Clinical practice guidelines for the management of central venous catheter for critically ill patients

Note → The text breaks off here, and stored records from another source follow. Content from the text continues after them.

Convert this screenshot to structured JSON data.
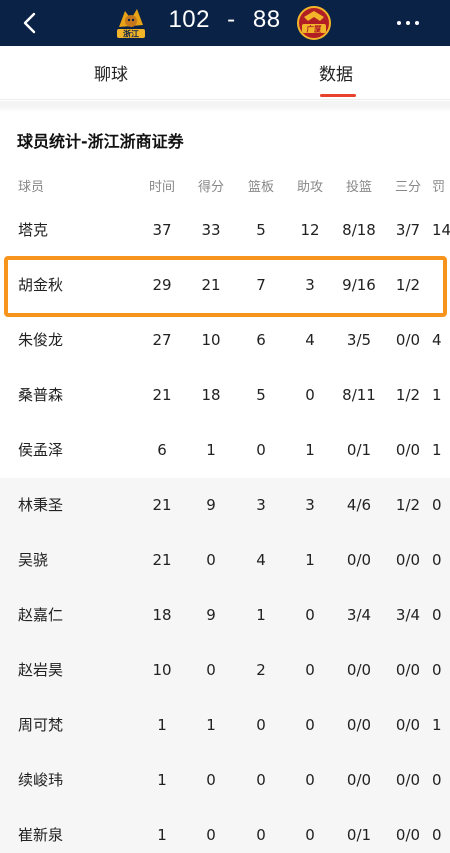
{
  "header": {
    "home_team": "浙江",
    "away_team": "广厦",
    "home_score": "102",
    "separator": "-",
    "away_score": "88"
  },
  "tabs": [
    {
      "label": "聊球",
      "active": false
    },
    {
      "label": "数据",
      "active": true
    }
  ],
  "colors": {
    "topbar": "#0b2247",
    "accent": "#e8422f",
    "highlight": "#f7941d"
  },
  "section_title": "球员统计-浙江浙商证券",
  "columns": [
    "球员",
    "时间",
    "得分",
    "篮板",
    "助攻",
    "投篮",
    "三分",
    "罚"
  ],
  "players": [
    {
      "name": "塔克",
      "time": "37",
      "points": "33",
      "rebounds": "5",
      "assists": "12",
      "fg": "8/18",
      "three": "3/7",
      "ft": "14"
    },
    {
      "name": "胡金秋",
      "time": "29",
      "points": "21",
      "rebounds": "7",
      "assists": "3",
      "fg": "9/16",
      "three": "1/2",
      "ft": ""
    },
    {
      "name": "朱俊龙",
      "time": "27",
      "points": "10",
      "rebounds": "6",
      "assists": "4",
      "fg": "3/5",
      "three": "0/0",
      "ft": "4"
    },
    {
      "name": "桑普森",
      "time": "21",
      "points": "18",
      "rebounds": "5",
      "assists": "0",
      "fg": "8/11",
      "three": "1/2",
      "ft": "1"
    },
    {
      "name": "侯孟泽",
      "time": "6",
      "points": "1",
      "rebounds": "0",
      "assists": "1",
      "fg": "0/1",
      "three": "0/0",
      "ft": "1"
    },
    {
      "name": "林秉圣",
      "time": "21",
      "points": "9",
      "rebounds": "3",
      "assists": "3",
      "fg": "4/6",
      "three": "1/2",
      "ft": "0"
    },
    {
      "name": "吴骁",
      "time": "21",
      "points": "0",
      "rebounds": "4",
      "assists": "1",
      "fg": "0/0",
      "three": "0/0",
      "ft": "0"
    },
    {
      "name": "赵嘉仁",
      "time": "18",
      "points": "9",
      "rebounds": "1",
      "assists": "0",
      "fg": "3/4",
      "three": "3/4",
      "ft": "0"
    },
    {
      "name": "赵岩昊",
      "time": "10",
      "points": "0",
      "rebounds": "2",
      "assists": "0",
      "fg": "0/0",
      "three": "0/0",
      "ft": "0"
    },
    {
      "name": "周可梵",
      "time": "1",
      "points": "1",
      "rebounds": "0",
      "assists": "0",
      "fg": "0/0",
      "three": "0/0",
      "ft": "1"
    },
    {
      "name": "续峻玮",
      "time": "1",
      "points": "0",
      "rebounds": "0",
      "assists": "0",
      "fg": "0/0",
      "three": "0/0",
      "ft": "0"
    },
    {
      "name": "崔新泉",
      "time": "1",
      "points": "0",
      "rebounds": "0",
      "assists": "0",
      "fg": "0/1",
      "three": "0/0",
      "ft": "0"
    }
  ]
}
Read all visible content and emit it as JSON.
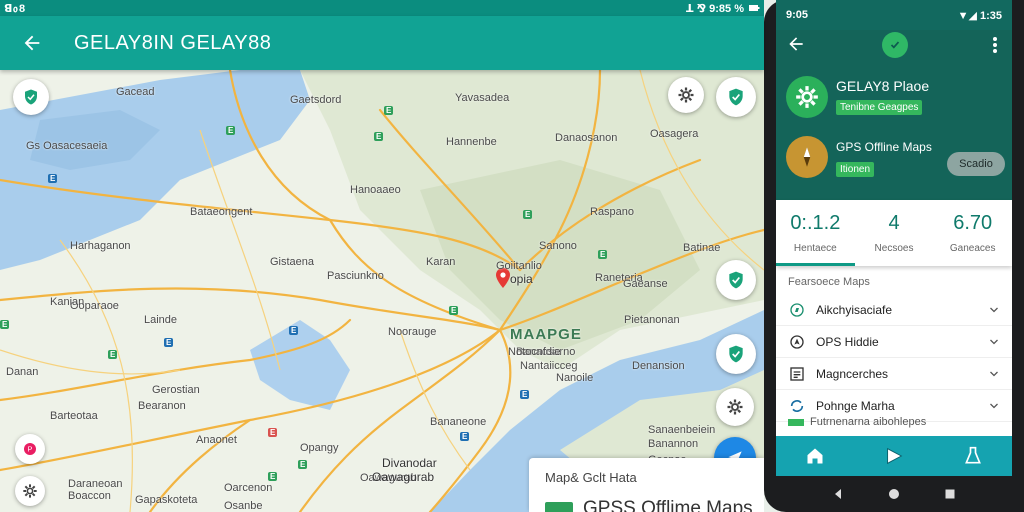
{
  "status_bar": {
    "left": "ꓭ᥆8",
    "right": "ꓕ ⅋ 9:85 %"
  },
  "app_bar": {
    "title": "GELAY8IN GELAY88"
  },
  "map": {
    "labels": [
      "Gacead",
      "Gaetsdord",
      "Yavasadea",
      "Oasagera",
      "Gs Oasacesaeia",
      "Hannenbe",
      "Danaosanon",
      "Hanoaaeo",
      "Bataeongent",
      "Raspano",
      "Sanono",
      "Harhaganon",
      "Gistaena",
      "Karan",
      "Batinae",
      "Pasciunkno",
      "Raneteria",
      "Gaeanse",
      "Ooparaoe",
      "Kanian",
      "Lainde",
      "Danan",
      "Noorauge",
      "Denansion",
      "Gerostian",
      "Bearanon",
      "Barteotaa",
      "Anaonet",
      "Bananeone",
      "Daraneoan",
      "Boaccon",
      "Oawagurab",
      "Gapaskoteta",
      "Osanbe",
      "Banaosarno",
      "Pietanonan",
      "Opangy",
      "Banannon",
      "Gecnoe",
      "Oarcenon",
      "Sanaenbeiein"
    ],
    "pin_label": "opia",
    "pin_sub": "Goiitanlio",
    "center_title": "MAAPGE",
    "center_sub1": "Notocnfdie",
    "center_sub2": "Nantaiicceg",
    "center_sub3": "Nanoile",
    "bottom_label1": "Divanodar",
    "bottom_label2": "Oawagurab"
  },
  "info_card": {
    "line1": "Map& Gclt Hata",
    "line2": "GPSS Offlime Maps"
  },
  "phone": {
    "status_time": "9:05",
    "status_right": "▼◢ 1:35",
    "app1": {
      "name": "GELAY8 Plaoe",
      "tag": "Tenibne Geagpes"
    },
    "app2": {
      "name": "GPS Offline Maps",
      "tag": "Itionen",
      "action": "Scadio"
    },
    "stats": [
      {
        "value": "0:.1.2",
        "label": "Hentaece"
      },
      {
        "value": "4",
        "label": "Necsoes"
      },
      {
        "value": "6.70",
        "label": "Ganeaces"
      }
    ],
    "section_title": "Fearsoece Maps",
    "list": [
      {
        "label": "Aikchyisaciafe",
        "icon": "compass-icon"
      },
      {
        "label": "OPS Hiddie",
        "icon": "navigation-icon"
      },
      {
        "label": "Magncerches",
        "icon": "list-icon"
      },
      {
        "label": "Pohnge Marha",
        "icon": "sync-icon"
      }
    ],
    "sub_text": "Futrnenarna aibohlepes"
  },
  "colors": {
    "accent": "#11a394",
    "dark": "#146459",
    "green": "#35b75d",
    "blue": "#1e88e5"
  }
}
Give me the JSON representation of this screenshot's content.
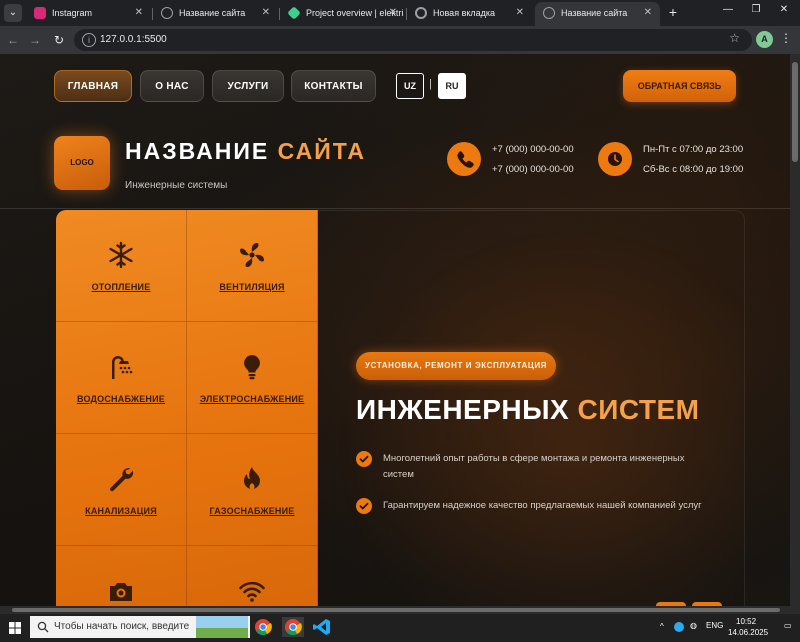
{
  "browser": {
    "tabs": [
      {
        "title": "Instagram",
        "favicon_color": "#d62976"
      },
      {
        "title": "Название сайта",
        "favicon_color": "#9aa0a6"
      },
      {
        "title": "Project overview | elektri",
        "favicon_color": "#3ecf8e"
      },
      {
        "title": "Новая вкладка",
        "favicon_color": "#9aa0a6"
      },
      {
        "title": "Название сайта",
        "favicon_color": "#9aa0a6",
        "active": true
      }
    ],
    "url": "127.0.0.1:5500",
    "profile_initial": "A"
  },
  "site": {
    "nav": {
      "home": "ГЛАВНАЯ",
      "about": "О НАС",
      "services": "УСЛУГИ",
      "contacts": "КОНТАКТЫ",
      "active": "home"
    },
    "languages": {
      "uz": "UZ",
      "separator": "|",
      "ru": "RU",
      "selected": "RU"
    },
    "feedback_button": "ОБРАТНАЯ СВЯЗЬ",
    "logo": "LOGO",
    "title_main": "НАЗВАНИЕ ",
    "title_accent": "САЙТА",
    "subtitle": "Инженерные системы",
    "phones": [
      "+7 (000) 000-00-00",
      "+7 (000) 000-00-00"
    ],
    "hours": [
      "Пн-Пт с 07:00 до 23:00",
      "Сб-Вс с 08:00 до 19:00"
    ],
    "services": [
      {
        "label": "ОТОПЛЕНИЕ",
        "icon": "snowflake-icon"
      },
      {
        "label": "ВЕНТИЛЯЦИЯ",
        "icon": "fan-icon"
      },
      {
        "label": "ВОДОСНАБЖЕНИЕ",
        "icon": "shower-icon"
      },
      {
        "label": "ЭЛЕКТРОСНАБЖЕНИЕ",
        "icon": "lightbulb-icon"
      },
      {
        "label": "КАНАЛИЗАЦИЯ",
        "icon": "wrench-icon"
      },
      {
        "label": "ГАЗОСНАБЖЕНИЕ",
        "icon": "flame-icon"
      },
      {
        "label": "",
        "icon": "camera-icon"
      },
      {
        "label": "",
        "icon": "wifi-icon"
      }
    ],
    "hero": {
      "badge": "УСТАНОВКА, РЕМОНТ И ЭКСПЛУАТАЦИЯ",
      "title_main": "ИНЖЕНЕРНЫХ ",
      "title_accent": "СИСТЕМ",
      "points": [
        "Многолетний опыт работы в сфере монтажа и ремонта инженерных систем",
        "Гарантируем надежное качество предлагаемых нашей компанией услуг"
      ]
    },
    "colors": {
      "accent": "#ec7a10",
      "accent_light": "#f5a04a",
      "background": "#17130f"
    }
  },
  "taskbar": {
    "search_placeholder": "Чтобы начать поиск, введите",
    "language": "ENG",
    "time": "10:52",
    "date": "14.06.2025"
  }
}
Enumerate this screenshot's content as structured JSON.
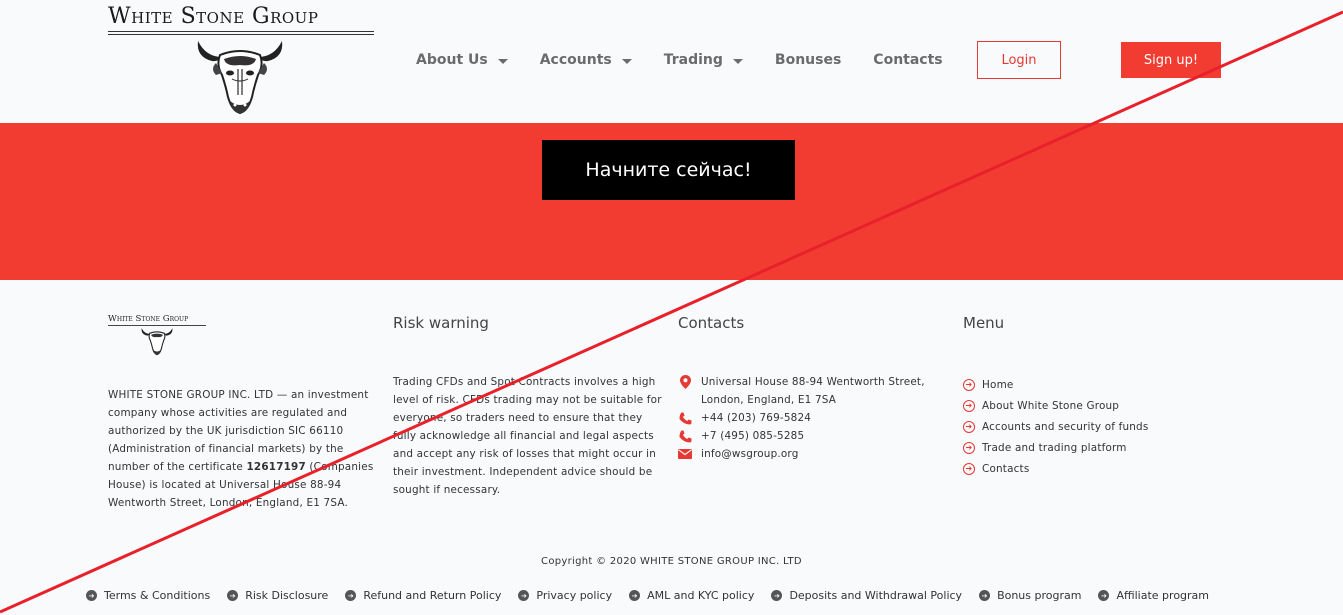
{
  "header": {
    "logo_text": "White Stone Group",
    "nav": [
      {
        "label": "About Us",
        "dropdown": true
      },
      {
        "label": "Accounts",
        "dropdown": true
      },
      {
        "label": "Trading",
        "dropdown": true
      },
      {
        "label": "Bonuses",
        "dropdown": false
      },
      {
        "label": "Contacts",
        "dropdown": false
      }
    ],
    "login_label": "Login",
    "signup_label": "Sign up!"
  },
  "band": {
    "cta_label": "Начните сейчас!"
  },
  "footer": {
    "about": {
      "logo_text": "White Stone Group",
      "text_before": "WHITE STONE GROUP INC. LTD — an investment company whose activities are regulated and authorized by the UK jurisdiction SIC 66110 (Administration of financial markets) by the number of the certificate ",
      "cert_number": "12617197",
      "text_after": " (Companies House) is located at Universal House 88-94 Wentworth Street, London, England, E1 7SA."
    },
    "risk": {
      "title": "Risk warning",
      "text": "Trading CFDs and Spot Contracts involves a high level of risk. CFDs trading may not be suitable for everyone, so traders need to ensure that they fully acknowledge all financial and legal aspects and accept any risk of losses that might occur in their investment. Independent advice should be sought if necessary."
    },
    "contacts": {
      "title": "Contacts",
      "address": "Universal House 88-94 Wentworth Street, London, England, E1 7SA",
      "phone1": "+44 (203) 769-5824",
      "phone2": "+7 (495) 085-5285",
      "email": "info@wsgroup.org"
    },
    "menu": {
      "title": "Menu",
      "items": [
        "Home",
        "About White Stone Group",
        "Accounts and security of funds",
        "Trade and trading platform",
        "Contacts"
      ]
    },
    "copyright": "Copyright © 2020 WHITE STONE GROUP INC. LTD",
    "bottom_links": [
      "Terms & Conditions",
      "Risk Disclosure",
      "Refund and Return Policy",
      "Privacy policy",
      "AML and KYC policy",
      "Deposits and Withdrawal Policy",
      "Bonus program",
      "Affiliate program"
    ]
  },
  "colors": {
    "accent_red": "#f23c32",
    "cta_black": "#000000",
    "nav_gray": "#6b6b6b",
    "overlay_line": "#e53935"
  }
}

The objective of this article is to provide a guideline for the management of central venous catheter for critically ill patients. Electronic databases of CENTRAL, CINAHL, EMBASE, four Chinese databases (CBM, WANFANG DATA, CAJD, VIP Database) and Google Scholar were searched from inception to August 2017. The reviewers assessed each included study for the risk of bias under the Grading of Recommendations, Assessment, Development, and Evaluation (GRADE) framework. The GRADE evidence profile tables were added to each important clinical outcome. The guideline will be updated in a 5-year interval by incorporating new evidence. The guideline panel provided 11 statements on the management of central venous catheter for critically ill patients. Overall, there were 4 strong recommendations, and 7 weak recommendations. They were as follows: (I) we commend the use of catheter impregnation to prevent catheter-related blood stream infection (1A); (II) we suggest the use of real-time ultrasound guidance for subclavian or femoral vein insertion (2B), and recommend that for internal jugular vein (1A); (III) we suggest the use of real-time color Doppler ultrasound guidance on central venous catheterization for adult and pediatric patients (2C); (IV) we suggest not to use heparin for the maintenance of CVC patency (2A); (V) we suggest the use contrast-enhanced ultrasound for the confirmation of central venous catheter placement (2B); (VI) we recommend the use of bedside ultrasound together with agitated or non-agitated normal saline to confirm CVC position (1C); (VII) we suggest to use subclavian site for CVC insertion (2C); (VIII) we suggest not to use heparin-bonded catheters or warfarin to prevent CVC-related deep vein thrombosis in children (2D); (IX) we recommend the implementation of central-line bundles to reduce the risk of CRBSI for adult, pediatric and neonatal ICUs (1B); (X) we suggest skin antisepsis with chlorhexidine throughout in-dwelling period for reducing CVC-related infections (2D); (XI) we recommend a differential time to positivity (DTP) of blood cultures from CVC and peripheral vein of 120 minutes to diagnose CRBSI (1B). Substantial agreement exists among experts for issuing strong recommendations for the management of central venous catheter. Although a significant number of aspects of care have relatively weak support, evidence-based recommendations regarding the management of central venous catheter are the foundation of improved outcomes for critically ill patients.